■ Task goal
Without skipping anything, print all of the data exactly.

■ Raw data
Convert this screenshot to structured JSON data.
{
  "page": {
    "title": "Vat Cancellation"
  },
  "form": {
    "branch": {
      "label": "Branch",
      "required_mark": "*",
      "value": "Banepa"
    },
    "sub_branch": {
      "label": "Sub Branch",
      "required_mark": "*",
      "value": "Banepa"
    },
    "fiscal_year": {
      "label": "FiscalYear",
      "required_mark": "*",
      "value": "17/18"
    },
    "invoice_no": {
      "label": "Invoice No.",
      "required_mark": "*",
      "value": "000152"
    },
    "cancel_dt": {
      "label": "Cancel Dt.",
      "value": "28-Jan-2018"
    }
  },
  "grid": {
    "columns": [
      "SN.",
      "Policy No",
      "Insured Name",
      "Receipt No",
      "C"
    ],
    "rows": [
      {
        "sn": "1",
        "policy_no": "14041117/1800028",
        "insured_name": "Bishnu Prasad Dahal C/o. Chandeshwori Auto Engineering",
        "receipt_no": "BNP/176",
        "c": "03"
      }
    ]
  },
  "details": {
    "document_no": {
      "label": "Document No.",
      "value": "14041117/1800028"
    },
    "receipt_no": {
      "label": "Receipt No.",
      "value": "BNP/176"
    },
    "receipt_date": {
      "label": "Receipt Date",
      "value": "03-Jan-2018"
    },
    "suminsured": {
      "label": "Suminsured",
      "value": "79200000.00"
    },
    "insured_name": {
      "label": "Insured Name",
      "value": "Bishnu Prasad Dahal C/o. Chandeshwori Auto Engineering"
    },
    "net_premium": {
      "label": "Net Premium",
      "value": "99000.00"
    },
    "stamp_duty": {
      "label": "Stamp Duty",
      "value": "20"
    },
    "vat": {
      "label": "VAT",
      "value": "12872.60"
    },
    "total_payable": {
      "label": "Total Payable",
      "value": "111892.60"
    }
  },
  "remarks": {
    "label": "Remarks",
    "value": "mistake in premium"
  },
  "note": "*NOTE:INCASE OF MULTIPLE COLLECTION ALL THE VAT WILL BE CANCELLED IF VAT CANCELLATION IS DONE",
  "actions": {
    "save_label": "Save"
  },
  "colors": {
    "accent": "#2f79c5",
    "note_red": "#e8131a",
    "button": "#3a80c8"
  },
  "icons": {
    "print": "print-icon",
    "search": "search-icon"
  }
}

■ Solution for this task
Convert this screenshot to structured JSON data.
{
  "page": {
    "title": "Vat Cancellation"
  },
  "form": {
    "branch": {
      "label": "Branch",
      "required_mark": "*",
      "value": "Banepa"
    },
    "sub_branch": {
      "label": "Sub Branch",
      "required_mark": "*",
      "value": "Banepa"
    },
    "fiscal_year": {
      "label": "FiscalYear",
      "required_mark": "*",
      "value": "17/18"
    },
    "invoice_no": {
      "label": "Invoice No.",
      "required_mark": "*",
      "value": "000152"
    },
    "cancel_dt": {
      "label": "Cancel Dt.",
      "value": "28-Jan-2018"
    }
  },
  "grid": {
    "columns": [
      "SN.",
      "Policy No",
      "Insured Name",
      "Receipt No",
      "C"
    ],
    "rows": [
      {
        "sn": "1",
        "policy_no": "14041117/1800028",
        "insured_name": "Bishnu Prasad Dahal C/o. Chandeshwori Auto Engineering",
        "receipt_no": "BNP/176",
        "c": "03"
      }
    ]
  },
  "details": {
    "document_no": {
      "label": "Document No.",
      "value": "14041117/1800028"
    },
    "receipt_no": {
      "label": "Receipt No.",
      "value": "BNP/176"
    },
    "receipt_date": {
      "label": "Receipt Date",
      "value": "03-Jan-2018"
    },
    "suminsured": {
      "label": "Suminsured",
      "value": "79200000.00"
    },
    "insured_name": {
      "label": "Insured Name",
      "value": "Bishnu Prasad Dahal C/o. Chandeshwori Auto Engineering"
    },
    "net_premium": {
      "label": "Net Premium",
      "value": "99000.00"
    },
    "stamp_duty": {
      "label": "Stamp Duty",
      "value": "20"
    },
    "vat": {
      "label": "VAT",
      "value": "12872.60"
    },
    "total_payable": {
      "label": "Total Payable",
      "value": "111892.60"
    }
  },
  "remarks": {
    "label": "Remarks",
    "value": "mistake in premium"
  },
  "note": "*NOTE:INCASE OF MULTIPLE COLLECTION ALL THE VAT WILL BE CANCELLED IF VAT CANCELLATION IS DONE",
  "actions": {
    "save_label": "Save"
  },
  "colors": {
    "accent": "#2f79c5",
    "note_red": "#e8131a",
    "button": "#3a80c8"
  },
  "icons": {
    "print": "print-icon",
    "search": "search-icon"
  }
}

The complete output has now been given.